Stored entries
----
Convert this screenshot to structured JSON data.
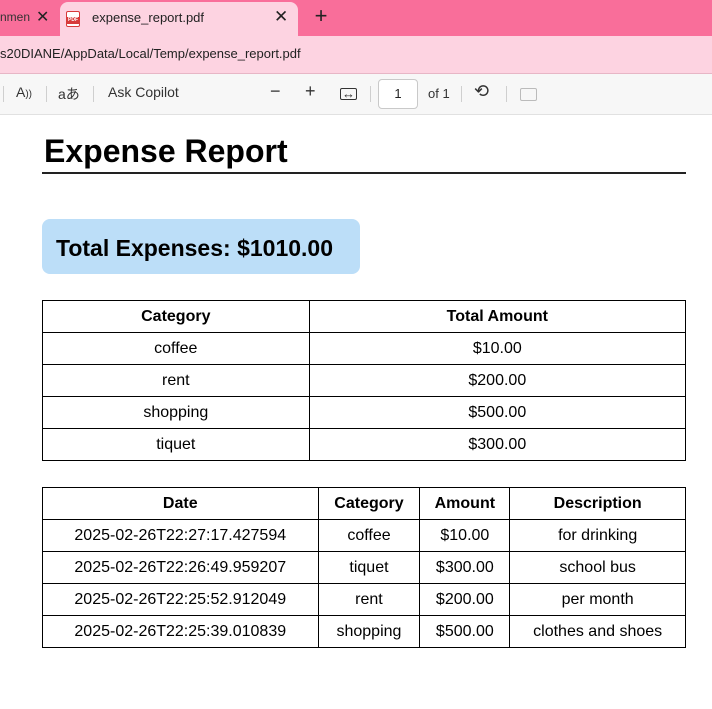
{
  "browser": {
    "prev_tab_title": "nmen",
    "active_tab_title": "expense_report.pdf",
    "url": "s20DIANE/AppData/Local/Temp/expense_report.pdf"
  },
  "toolbar": {
    "ask_copilot": "Ask Copilot",
    "page_number": "1",
    "page_total": "of 1"
  },
  "document": {
    "title": "Expense Report",
    "total_label": "Total Expenses: $1010.00",
    "summary_table": {
      "headers": [
        "Category",
        "Total Amount"
      ],
      "rows": [
        [
          "coffee",
          "$10.00"
        ],
        [
          "rent",
          "$200.00"
        ],
        [
          "shopping",
          "$500.00"
        ],
        [
          "tiquet",
          "$300.00"
        ]
      ]
    },
    "detail_table": {
      "headers": [
        "Date",
        "Category",
        "Amount",
        "Description"
      ],
      "rows": [
        [
          "2025-02-26T22:27:17.427594",
          "coffee",
          "$10.00",
          "for drinking"
        ],
        [
          "2025-02-26T22:26:49.959207",
          "tiquet",
          "$300.00",
          "school bus"
        ],
        [
          "2025-02-26T22:25:52.912049",
          "rent",
          "$200.00",
          "per month"
        ],
        [
          "2025-02-26T22:25:39.010839",
          "shopping",
          "$500.00",
          "clothes and shoes"
        ]
      ]
    }
  },
  "colors": {
    "tab_strip": "#f96e9a",
    "active_tab": "#fdd3e1",
    "total_box": "#bcdef8"
  }
}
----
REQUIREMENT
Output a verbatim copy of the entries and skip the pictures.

EXERCISE OUTPUT
Convert this screenshot to structured JSON data.
{
  "browser": {
    "prev_tab_title": "nmen",
    "active_tab_title": "expense_report.pdf",
    "url": "s20DIANE/AppData/Local/Temp/expense_report.pdf"
  },
  "toolbar": {
    "ask_copilot": "Ask Copilot",
    "page_number": "1",
    "page_total": "of 1"
  },
  "document": {
    "title": "Expense Report",
    "total_label": "Total Expenses: $1010.00",
    "summary_table": {
      "headers": [
        "Category",
        "Total Amount"
      ],
      "rows": [
        [
          "coffee",
          "$10.00"
        ],
        [
          "rent",
          "$200.00"
        ],
        [
          "shopping",
          "$500.00"
        ],
        [
          "tiquet",
          "$300.00"
        ]
      ]
    },
    "detail_table": {
      "headers": [
        "Date",
        "Category",
        "Amount",
        "Description"
      ],
      "rows": [
        [
          "2025-02-26T22:27:17.427594",
          "coffee",
          "$10.00",
          "for drinking"
        ],
        [
          "2025-02-26T22:26:49.959207",
          "tiquet",
          "$300.00",
          "school bus"
        ],
        [
          "2025-02-26T22:25:52.912049",
          "rent",
          "$200.00",
          "per month"
        ],
        [
          "2025-02-26T22:25:39.010839",
          "shopping",
          "$500.00",
          "clothes and shoes"
        ]
      ]
    }
  },
  "colors": {
    "tab_strip": "#f96e9a",
    "active_tab": "#fdd3e1",
    "total_box": "#bcdef8"
  }
}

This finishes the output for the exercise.